** Opening TASK INPUT block **

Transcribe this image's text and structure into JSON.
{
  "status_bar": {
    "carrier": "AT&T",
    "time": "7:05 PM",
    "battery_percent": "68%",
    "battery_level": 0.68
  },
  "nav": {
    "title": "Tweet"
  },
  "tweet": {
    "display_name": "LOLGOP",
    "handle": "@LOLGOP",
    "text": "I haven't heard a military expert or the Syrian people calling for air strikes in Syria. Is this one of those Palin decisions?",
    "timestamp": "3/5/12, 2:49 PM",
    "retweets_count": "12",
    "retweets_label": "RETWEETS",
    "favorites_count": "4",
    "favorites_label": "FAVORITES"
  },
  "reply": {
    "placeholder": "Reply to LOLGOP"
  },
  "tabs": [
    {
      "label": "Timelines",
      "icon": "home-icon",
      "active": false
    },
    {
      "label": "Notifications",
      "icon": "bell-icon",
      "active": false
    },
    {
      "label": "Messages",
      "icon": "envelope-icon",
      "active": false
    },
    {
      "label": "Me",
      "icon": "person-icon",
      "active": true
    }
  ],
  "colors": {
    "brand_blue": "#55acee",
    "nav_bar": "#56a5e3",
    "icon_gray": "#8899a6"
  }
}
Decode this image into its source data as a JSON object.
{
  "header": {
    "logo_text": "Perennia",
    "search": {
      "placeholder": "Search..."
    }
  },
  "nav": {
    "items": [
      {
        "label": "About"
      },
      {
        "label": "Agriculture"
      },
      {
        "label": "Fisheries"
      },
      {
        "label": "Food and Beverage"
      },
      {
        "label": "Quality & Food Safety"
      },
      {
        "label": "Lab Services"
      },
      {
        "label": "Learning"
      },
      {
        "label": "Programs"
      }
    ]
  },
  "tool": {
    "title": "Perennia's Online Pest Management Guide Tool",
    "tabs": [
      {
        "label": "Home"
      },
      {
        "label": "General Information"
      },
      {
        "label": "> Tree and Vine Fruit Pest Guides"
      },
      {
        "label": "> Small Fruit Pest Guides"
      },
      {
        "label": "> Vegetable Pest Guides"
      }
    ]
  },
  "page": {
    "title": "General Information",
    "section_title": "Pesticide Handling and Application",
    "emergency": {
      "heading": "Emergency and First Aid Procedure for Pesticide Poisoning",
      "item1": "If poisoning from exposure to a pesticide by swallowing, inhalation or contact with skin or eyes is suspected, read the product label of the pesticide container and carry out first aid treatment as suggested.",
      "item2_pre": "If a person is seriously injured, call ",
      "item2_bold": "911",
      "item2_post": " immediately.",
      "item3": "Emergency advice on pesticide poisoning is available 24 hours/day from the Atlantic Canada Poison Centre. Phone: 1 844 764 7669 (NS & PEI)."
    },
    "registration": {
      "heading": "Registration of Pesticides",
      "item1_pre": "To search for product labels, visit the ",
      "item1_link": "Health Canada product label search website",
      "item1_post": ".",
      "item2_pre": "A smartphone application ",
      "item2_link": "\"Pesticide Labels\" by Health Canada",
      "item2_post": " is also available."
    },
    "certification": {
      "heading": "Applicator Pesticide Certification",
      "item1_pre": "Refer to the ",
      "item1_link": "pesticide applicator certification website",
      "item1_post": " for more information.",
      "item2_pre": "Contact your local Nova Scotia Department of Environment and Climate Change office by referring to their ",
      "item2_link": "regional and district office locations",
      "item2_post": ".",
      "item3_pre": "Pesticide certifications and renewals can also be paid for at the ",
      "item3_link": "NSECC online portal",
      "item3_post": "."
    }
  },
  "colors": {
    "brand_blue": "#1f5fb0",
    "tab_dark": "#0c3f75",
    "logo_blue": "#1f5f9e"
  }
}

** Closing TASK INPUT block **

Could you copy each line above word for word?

PROBLEM SOLUTION:
Transcribe this image's text and structure into JSON.
{
  "status_bar": {
    "carrier": "AT&T",
    "time": "7:05 PM",
    "battery_percent": "68%",
    "battery_level": 0.68
  },
  "nav": {
    "title": "Tweet"
  },
  "tweet": {
    "display_name": "LOLGOP",
    "handle": "@LOLGOP",
    "text": "I haven't heard a military expert or the Syrian people calling for air strikes in Syria. Is this one of those Palin decisions?",
    "timestamp": "3/5/12, 2:49 PM",
    "retweets_count": "12",
    "retweets_label": "RETWEETS",
    "favorites_count": "4",
    "favorites_label": "FAVORITES"
  },
  "reply": {
    "placeholder": "Reply to LOLGOP"
  },
  "tabs": [
    {
      "label": "Timelines",
      "icon": "home-icon",
      "active": false
    },
    {
      "label": "Notifications",
      "icon": "bell-icon",
      "active": false
    },
    {
      "label": "Messages",
      "icon": "envelope-icon",
      "active": false
    },
    {
      "label": "Me",
      "icon": "person-icon",
      "active": true
    }
  ],
  "colors": {
    "brand_blue": "#55acee",
    "nav_bar": "#56a5e3",
    "icon_gray": "#8899a6"
  }
}
Decode this image into its source data as a JSON object.
{
  "header": {
    "logo_text": "Perennia",
    "search": {
      "placeholder": "Search..."
    }
  },
  "nav": {
    "items": [
      {
        "label": "About"
      },
      {
        "label": "Agriculture"
      },
      {
        "label": "Fisheries"
      },
      {
        "label": "Food and Beverage"
      },
      {
        "label": "Quality & Food Safety"
      },
      {
        "label": "Lab Services"
      },
      {
        "label": "Learning"
      },
      {
        "label": "Programs"
      }
    ]
  },
  "tool": {
    "title": "Perennia's Online Pest Management Guide Tool",
    "tabs": [
      {
        "label": "Home"
      },
      {
        "label": "General Information"
      },
      {
        "label": "> Tree and Vine Fruit Pest Guides"
      },
      {
        "label": "> Small Fruit Pest Guides"
      },
      {
        "label": "> Vegetable Pest Guides"
      }
    ]
  },
  "page": {
    "title": "General Information",
    "section_title": "Pesticide Handling and Application",
    "emergency": {
      "heading": "Emergency and First Aid Procedure for Pesticide Poisoning",
      "item1": "If poisoning from exposure to a pesticide by swallowing, inhalation or contact with skin or eyes is suspected, read the product label of the pesticide container and carry out first aid treatment as suggested.",
      "item2_pre": "If a person is seriously injured, call ",
      "item2_bold": "911",
      "item2_post": " immediately.",
      "item3": "Emergency advice on pesticide poisoning is available 24 hours/day from the Atlantic Canada Poison Centre. Phone: 1 844 764 7669 (NS & PEI)."
    },
    "registration": {
      "heading": "Registration of Pesticides",
      "item1_pre": "To search for product labels, visit the ",
      "item1_link": "Health Canada product label search website",
      "item1_post": ".",
      "item2_pre": "A smartphone application ",
      "item2_link": "\"Pesticide Labels\" by Health Canada",
      "item2_post": " is also available."
    },
    "certification": {
      "heading": "Applicator Pesticide Certification",
      "item1_pre": "Refer to the ",
      "item1_link": "pesticide applicator certification website",
      "item1_post": " for more information.",
      "item2_pre": "Contact your local Nova Scotia Department of Environment and Climate Change office by referring to their ",
      "item2_link": "regional and district office locations",
      "item2_post": ".",
      "item3_pre": "Pesticide certifications and renewals can also be paid for at the ",
      "item3_link": "NSECC online portal",
      "item3_post": "."
    }
  },
  "colors": {
    "brand_blue": "#1f5fb0",
    "tab_dark": "#0c3f75",
    "logo_blue": "#1f5f9e"
  }
}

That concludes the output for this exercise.